Something to keep in mind is that OSHA inspectors are busy, with limited time, and they often focus on the items on this list when inspecting your facility. So by simply taking care of these 10 issues, which is a must with your own busy schedule, you’ll often find that your inspections will go a bit easier.
On the flipside, if they find many of these workplace safety guidelines not being followed, they’ll “roll up their sleeves” and examine your whole facility with a fine-tooth comb.
So it pays to do a thorough once over of your facility armed with this list now. Get your team on-board to find problem areas in workstations, work practices, or areas of your facility.
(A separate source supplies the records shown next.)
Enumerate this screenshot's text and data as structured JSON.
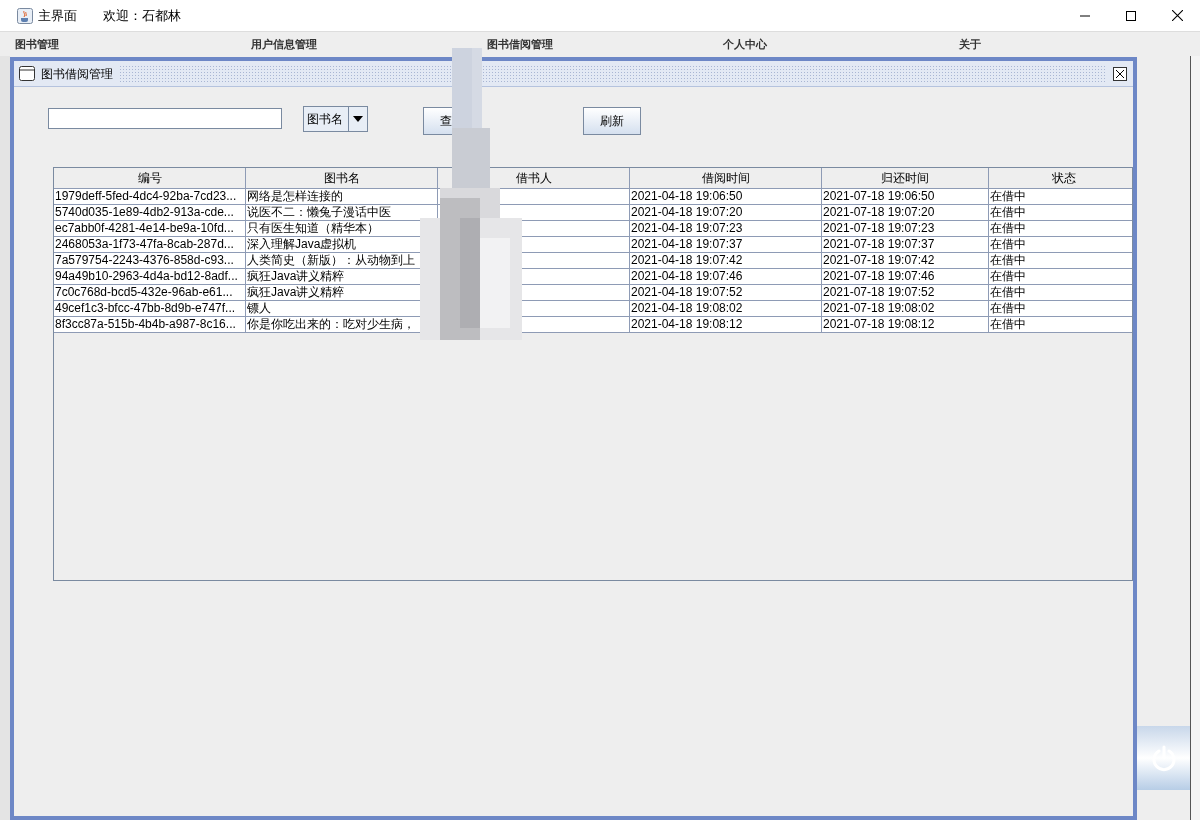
{
  "window": {
    "title": "主界面",
    "welcome": "欢迎：石都林"
  },
  "menu": [
    "图书管理",
    "用户信息管理",
    "图书借阅管理",
    "个人中心",
    "关于"
  ],
  "internal_frame": {
    "title": "图书借阅管理"
  },
  "search_type": {
    "value": "图书名"
  },
  "buttons": [
    "查",
    "刷新"
  ],
  "table": {
    "columns": [
      "编号",
      "图书名",
      "借书人",
      "借阅时间",
      "归还时间",
      "状态"
    ],
    "rows": [
      [
        "1979deff-5fed-4dc4-92ba-7cd23...",
        "网络是怎样连接的",
        "",
        "2021-04-18 19:06:50",
        "2021-07-18 19:06:50",
        "在借中"
      ],
      [
        "5740d035-1e89-4db2-913a-cde...",
        "说医不二：懒兔子漫话中医",
        "",
        "2021-04-18 19:07:20",
        "2021-07-18 19:07:20",
        "在借中"
      ],
      [
        "ec7abb0f-4281-4e14-be9a-10fd...",
        "只有医生知道（精华本）",
        "",
        "2021-04-18 19:07:23",
        "2021-07-18 19:07:23",
        "在借中"
      ],
      [
        "2468053a-1f73-47fa-8cab-287d...",
        "深入理解Java虚拟机",
        "",
        "2021-04-18 19:07:37",
        "2021-07-18 19:07:37",
        "在借中"
      ],
      [
        "7a579754-2243-4376-858d-c93...",
        "人类简史（新版）：从动物到上",
        "",
        "2021-04-18 19:07:42",
        "2021-07-18 19:07:42",
        "在借中"
      ],
      [
        "94a49b10-2963-4d4a-bd12-8adf...",
        "疯狂Java讲义精粹",
        "",
        "2021-04-18 19:07:46",
        "2021-07-18 19:07:46",
        "在借中"
      ],
      [
        "7c0c768d-bcd5-432e-96ab-e61...",
        "疯狂Java讲义精粹",
        "",
        "2021-04-18 19:07:52",
        "2021-07-18 19:07:52",
        "在借中"
      ],
      [
        "49cef1c3-bfcc-47bb-8d9b-e747f...",
        "镖人",
        "",
        "2021-04-18 19:08:02",
        "2021-07-18 19:08:02",
        "在借中"
      ],
      [
        "8f3cc87a-515b-4b4b-a987-8c16...",
        "你是你吃出来的：吃对少生病，",
        "",
        "2021-04-18 19:08:12",
        "2021-07-18 19:08:12",
        "在借中"
      ]
    ]
  }
}
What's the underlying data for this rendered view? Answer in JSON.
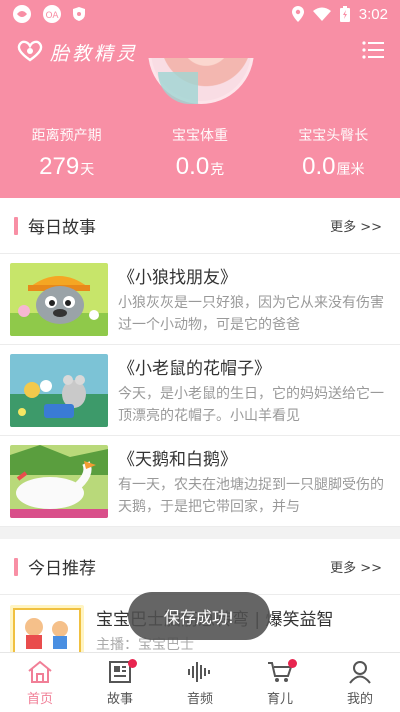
{
  "status_bar": {
    "time": "3:02"
  },
  "app": {
    "title": "胎教精灵"
  },
  "stats": [
    {
      "label": "距离预产期",
      "value": "279",
      "unit": "天"
    },
    {
      "label": "宝宝体重",
      "value": "0.0",
      "unit": "克"
    },
    {
      "label": "宝宝头臀长",
      "value": "0.0",
      "unit": "厘米"
    }
  ],
  "daily_story": {
    "title": "每日故事",
    "more": "更多 >>",
    "items": [
      {
        "title": "《小狼找朋友》",
        "desc": "小狼灰灰是一只好狼，因为它从来没有伤害过一个小动物，可是它的爸爸"
      },
      {
        "title": "《小老鼠的花帽子》",
        "desc": "今天，是小老鼠的生日，它的妈妈送给它一顶漂亮的花帽子。小山羊看见"
      },
      {
        "title": "《天鹅和白鹅》",
        "desc": "有一天，农夫在池塘边捉到一只腿脚受伤的天鹅，于是把它带回家，并与"
      }
    ]
  },
  "today_rec": {
    "title": "今日推荐",
    "more": "更多 >>",
    "item": {
      "title": "宝宝巴士脑筋急转弯 | 爆笑益智",
      "sub": "主播：宝宝巴士"
    }
  },
  "toast": "保存成功!",
  "tabs": [
    {
      "label": "首页",
      "icon": "home-icon",
      "active": true
    },
    {
      "label": "故事",
      "icon": "book-icon",
      "badge": true
    },
    {
      "label": "音频",
      "icon": "waveform-icon"
    },
    {
      "label": "育儿",
      "icon": "cart-icon",
      "badge": true
    },
    {
      "label": "我的",
      "icon": "user-icon"
    }
  ],
  "colors": {
    "primary": "#f88fa5",
    "tab_active": "#f17f97",
    "badge": "#e8254f"
  }
}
Then make changes. But your work doesn’t stop there. You should also make sure your entire team understands these common violations and how to stay in compliance. This might require some additional training to further educate your facility.
This process takes a while on the first go-around. But it gets easier and easier each time you do it. You might even be covering many of these bases already.
Lastly, this isn’t a one and done situation. Keep this list handy and make it routine to go over it at least once a month to see if any issues have crept back in. And be sure to also post it in a prominent place at your facility. You should also make it part of your on-boarding process for new hires.
To make sure what’s on OSHA’s radar is always top of mind for you and your team, download this free OSHA’s Top 10 Most Frequently Cited Standards at a Glance Checklist.